_ACTIVITY_
Give back the material word for word, every line included.

_WORKING DATA_
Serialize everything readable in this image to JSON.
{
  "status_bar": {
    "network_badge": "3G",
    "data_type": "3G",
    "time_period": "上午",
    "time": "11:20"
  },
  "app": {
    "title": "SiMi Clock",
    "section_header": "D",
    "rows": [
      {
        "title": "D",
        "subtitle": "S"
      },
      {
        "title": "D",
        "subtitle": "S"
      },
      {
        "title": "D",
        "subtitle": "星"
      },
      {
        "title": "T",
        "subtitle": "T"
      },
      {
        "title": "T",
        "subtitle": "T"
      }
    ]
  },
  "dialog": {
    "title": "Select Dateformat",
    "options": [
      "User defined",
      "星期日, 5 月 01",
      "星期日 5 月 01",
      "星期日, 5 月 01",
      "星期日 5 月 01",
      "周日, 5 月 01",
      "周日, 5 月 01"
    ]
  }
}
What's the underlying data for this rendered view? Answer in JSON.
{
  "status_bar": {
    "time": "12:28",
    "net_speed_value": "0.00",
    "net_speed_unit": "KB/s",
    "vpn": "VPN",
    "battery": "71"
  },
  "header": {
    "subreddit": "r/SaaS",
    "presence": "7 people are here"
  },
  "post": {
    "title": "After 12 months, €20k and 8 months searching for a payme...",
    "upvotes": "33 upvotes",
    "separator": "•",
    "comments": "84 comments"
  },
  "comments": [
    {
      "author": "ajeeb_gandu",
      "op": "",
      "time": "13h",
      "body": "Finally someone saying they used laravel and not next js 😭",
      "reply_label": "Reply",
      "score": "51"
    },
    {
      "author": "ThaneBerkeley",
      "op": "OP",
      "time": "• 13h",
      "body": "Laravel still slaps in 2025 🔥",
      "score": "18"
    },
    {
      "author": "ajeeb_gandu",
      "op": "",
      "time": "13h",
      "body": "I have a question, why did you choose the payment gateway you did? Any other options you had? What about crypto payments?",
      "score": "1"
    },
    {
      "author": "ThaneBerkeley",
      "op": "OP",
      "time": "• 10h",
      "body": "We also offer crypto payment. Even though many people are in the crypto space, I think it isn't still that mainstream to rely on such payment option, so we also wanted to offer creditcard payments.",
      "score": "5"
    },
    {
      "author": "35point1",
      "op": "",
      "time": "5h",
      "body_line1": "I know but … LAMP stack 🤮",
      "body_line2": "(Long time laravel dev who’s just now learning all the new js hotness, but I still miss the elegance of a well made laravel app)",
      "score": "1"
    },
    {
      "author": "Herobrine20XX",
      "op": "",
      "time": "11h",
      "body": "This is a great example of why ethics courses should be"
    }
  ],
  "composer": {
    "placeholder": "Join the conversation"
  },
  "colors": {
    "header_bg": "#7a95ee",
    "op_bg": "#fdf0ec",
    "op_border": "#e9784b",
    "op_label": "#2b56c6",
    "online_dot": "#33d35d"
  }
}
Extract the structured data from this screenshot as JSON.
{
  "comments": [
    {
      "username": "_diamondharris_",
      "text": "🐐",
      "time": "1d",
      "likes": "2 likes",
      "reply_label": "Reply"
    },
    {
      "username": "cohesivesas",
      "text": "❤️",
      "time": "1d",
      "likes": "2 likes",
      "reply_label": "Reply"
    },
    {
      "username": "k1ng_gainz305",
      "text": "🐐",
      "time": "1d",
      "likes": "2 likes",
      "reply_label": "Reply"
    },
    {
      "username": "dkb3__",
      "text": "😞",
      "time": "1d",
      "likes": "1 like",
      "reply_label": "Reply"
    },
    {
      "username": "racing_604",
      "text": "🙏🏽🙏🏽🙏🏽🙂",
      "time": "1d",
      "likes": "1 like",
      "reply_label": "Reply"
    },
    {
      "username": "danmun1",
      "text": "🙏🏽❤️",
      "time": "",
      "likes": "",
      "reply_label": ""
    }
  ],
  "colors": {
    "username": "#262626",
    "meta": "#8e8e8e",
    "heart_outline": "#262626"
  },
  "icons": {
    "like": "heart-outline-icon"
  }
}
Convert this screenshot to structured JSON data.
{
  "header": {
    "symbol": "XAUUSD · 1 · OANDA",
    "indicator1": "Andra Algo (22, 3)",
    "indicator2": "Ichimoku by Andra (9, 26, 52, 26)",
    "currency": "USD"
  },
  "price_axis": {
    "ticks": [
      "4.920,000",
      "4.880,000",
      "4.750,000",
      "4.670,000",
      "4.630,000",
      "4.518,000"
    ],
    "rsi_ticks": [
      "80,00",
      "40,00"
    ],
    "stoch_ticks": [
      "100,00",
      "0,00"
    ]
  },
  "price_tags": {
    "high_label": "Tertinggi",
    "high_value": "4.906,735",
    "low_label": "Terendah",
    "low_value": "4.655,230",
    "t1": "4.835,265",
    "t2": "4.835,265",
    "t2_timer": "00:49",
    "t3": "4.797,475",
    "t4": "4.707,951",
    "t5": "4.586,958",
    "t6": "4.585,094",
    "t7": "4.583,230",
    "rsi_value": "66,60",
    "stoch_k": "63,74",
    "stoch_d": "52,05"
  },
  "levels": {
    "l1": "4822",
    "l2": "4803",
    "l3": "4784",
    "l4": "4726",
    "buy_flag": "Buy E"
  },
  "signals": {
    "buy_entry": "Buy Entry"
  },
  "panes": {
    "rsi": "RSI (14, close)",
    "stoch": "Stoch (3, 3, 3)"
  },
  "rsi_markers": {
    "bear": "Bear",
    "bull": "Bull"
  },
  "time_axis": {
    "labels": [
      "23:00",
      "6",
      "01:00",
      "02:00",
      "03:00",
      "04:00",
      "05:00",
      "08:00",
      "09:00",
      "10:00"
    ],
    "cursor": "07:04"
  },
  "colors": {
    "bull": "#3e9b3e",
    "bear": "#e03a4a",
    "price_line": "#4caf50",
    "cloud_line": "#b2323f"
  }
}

_WRITTEN RESPONSE_
Serialize everything readable in this image to JSON.
{
  "status_bar": {
    "network_badge": "3G",
    "data_type": "3G",
    "time_period": "上午",
    "time": "11:20"
  },
  "app": {
    "title": "SiMi Clock",
    "section_header": "D",
    "rows": [
      {
        "title": "D",
        "subtitle": "S"
      },
      {
        "title": "D",
        "subtitle": "S"
      },
      {
        "title": "D",
        "subtitle": "星"
      },
      {
        "title": "T",
        "subtitle": "T"
      },
      {
        "title": "T",
        "subtitle": "T"
      }
    ]
  },
  "dialog": {
    "title": "Select Dateformat",
    "options": [
      "User defined",
      "星期日, 5 月 01",
      "星期日 5 月 01",
      "星期日, 5 月 01",
      "星期日 5 月 01",
      "周日, 5 月 01",
      "周日, 5 月 01"
    ]
  }
}
What's the underlying data for this rendered view? Answer in JSON.
{
  "status_bar": {
    "time": "12:28",
    "net_speed_value": "0.00",
    "net_speed_unit": "KB/s",
    "vpn": "VPN",
    "battery": "71"
  },
  "header": {
    "subreddit": "r/SaaS",
    "presence": "7 people are here"
  },
  "post": {
    "title": "After 12 months, €20k and 8 months searching for a payme...",
    "upvotes": "33 upvotes",
    "separator": "•",
    "comments": "84 comments"
  },
  "comments": [
    {
      "author": "ajeeb_gandu",
      "op": "",
      "time": "13h",
      "body": "Finally someone saying they used laravel and not next js 😭",
      "reply_label": "Reply",
      "score": "51"
    },
    {
      "author": "ThaneBerkeley",
      "op": "OP",
      "time": "• 13h",
      "body": "Laravel still slaps in 2025 🔥",
      "score": "18"
    },
    {
      "author": "ajeeb_gandu",
      "op": "",
      "time": "13h",
      "body": "I have a question, why did you choose the payment gateway you did? Any other options you had? What about crypto payments?",
      "score": "1"
    },
    {
      "author": "ThaneBerkeley",
      "op": "OP",
      "time": "• 10h",
      "body": "We also offer crypto payment. Even though many people are in the crypto space, I think it isn't still that mainstream to rely on such payment option, so we also wanted to offer creditcard payments.",
      "score": "5"
    },
    {
      "author": "35point1",
      "op": "",
      "time": "5h",
      "body_line1": "I know but … LAMP stack 🤮",
      "body_line2": "(Long time laravel dev who’s just now learning all the new js hotness, but I still miss the elegance of a well made laravel app)",
      "score": "1"
    },
    {
      "author": "Herobrine20XX",
      "op": "",
      "time": "11h",
      "body": "This is a great example of why ethics courses should be"
    }
  ],
  "composer": {
    "placeholder": "Join the conversation"
  },
  "colors": {
    "header_bg": "#7a95ee",
    "op_bg": "#fdf0ec",
    "op_border": "#e9784b",
    "op_label": "#2b56c6",
    "online_dot": "#33d35d"
  }
}
Extract the structured data from this screenshot as JSON.
{
  "comments": [
    {
      "username": "_diamondharris_",
      "text": "🐐",
      "time": "1d",
      "likes": "2 likes",
      "reply_label": "Reply"
    },
    {
      "username": "cohesivesas",
      "text": "❤️",
      "time": "1d",
      "likes": "2 likes",
      "reply_label": "Reply"
    },
    {
      "username": "k1ng_gainz305",
      "text": "🐐",
      "time": "1d",
      "likes": "2 likes",
      "reply_label": "Reply"
    },
    {
      "username": "dkb3__",
      "text": "😞",
      "time": "1d",
      "likes": "1 like",
      "reply_label": "Reply"
    },
    {
      "username": "racing_604",
      "text": "🙏🏽🙏🏽🙏🏽🙂",
      "time": "1d",
      "likes": "1 like",
      "reply_label": "Reply"
    },
    {
      "username": "danmun1",
      "text": "🙏🏽❤️",
      "time": "",
      "likes": "",
      "reply_label": ""
    }
  ],
  "colors": {
    "username": "#262626",
    "meta": "#8e8e8e",
    "heart_outline": "#262626"
  },
  "icons": {
    "like": "heart-outline-icon"
  }
}
Convert this screenshot to structured JSON data.
{
  "header": {
    "symbol": "XAUUSD · 1 · OANDA",
    "indicator1": "Andra Algo (22, 3)",
    "indicator2": "Ichimoku by Andra (9, 26, 52, 26)",
    "currency": "USD"
  },
  "price_axis": {
    "ticks": [
      "4.920,000",
      "4.880,000",
      "4.750,000",
      "4.670,000",
      "4.630,000",
      "4.518,000"
    ],
    "rsi_ticks": [
      "80,00",
      "40,00"
    ],
    "stoch_ticks": [
      "100,00",
      "0,00"
    ]
  },
  "price_tags": {
    "high_label": "Tertinggi",
    "high_value": "4.906,735",
    "low_label": "Terendah",
    "low_value": "4.655,230",
    "t1": "4.835,265",
    "t2": "4.835,265",
    "t2_timer": "00:49",
    "t3": "4.797,475",
    "t4": "4.707,951",
    "t5": "4.586,958",
    "t6": "4.585,094",
    "t7": "4.583,230",
    "rsi_value": "66,60",
    "stoch_k": "63,74",
    "stoch_d": "52,05"
  },
  "levels": {
    "l1": "4822",
    "l2": "4803",
    "l3": "4784",
    "l4": "4726",
    "buy_flag": "Buy E"
  },
  "signals": {
    "buy_entry": "Buy Entry"
  },
  "panes": {
    "rsi": "RSI (14, close)",
    "stoch": "Stoch (3, 3, 3)"
  },
  "rsi_markers": {
    "bear": "Bear",
    "bull": "Bull"
  },
  "time_axis": {
    "labels": [
      "23:00",
      "6",
      "01:00",
      "02:00",
      "03:00",
      "04:00",
      "05:00",
      "08:00",
      "09:00",
      "10:00"
    ],
    "cursor": "07:04"
  },
  "colors": {
    "bull": "#3e9b3e",
    "bear": "#e03a4a",
    "price_line": "#4caf50",
    "cloud_line": "#b2323f"
  }
}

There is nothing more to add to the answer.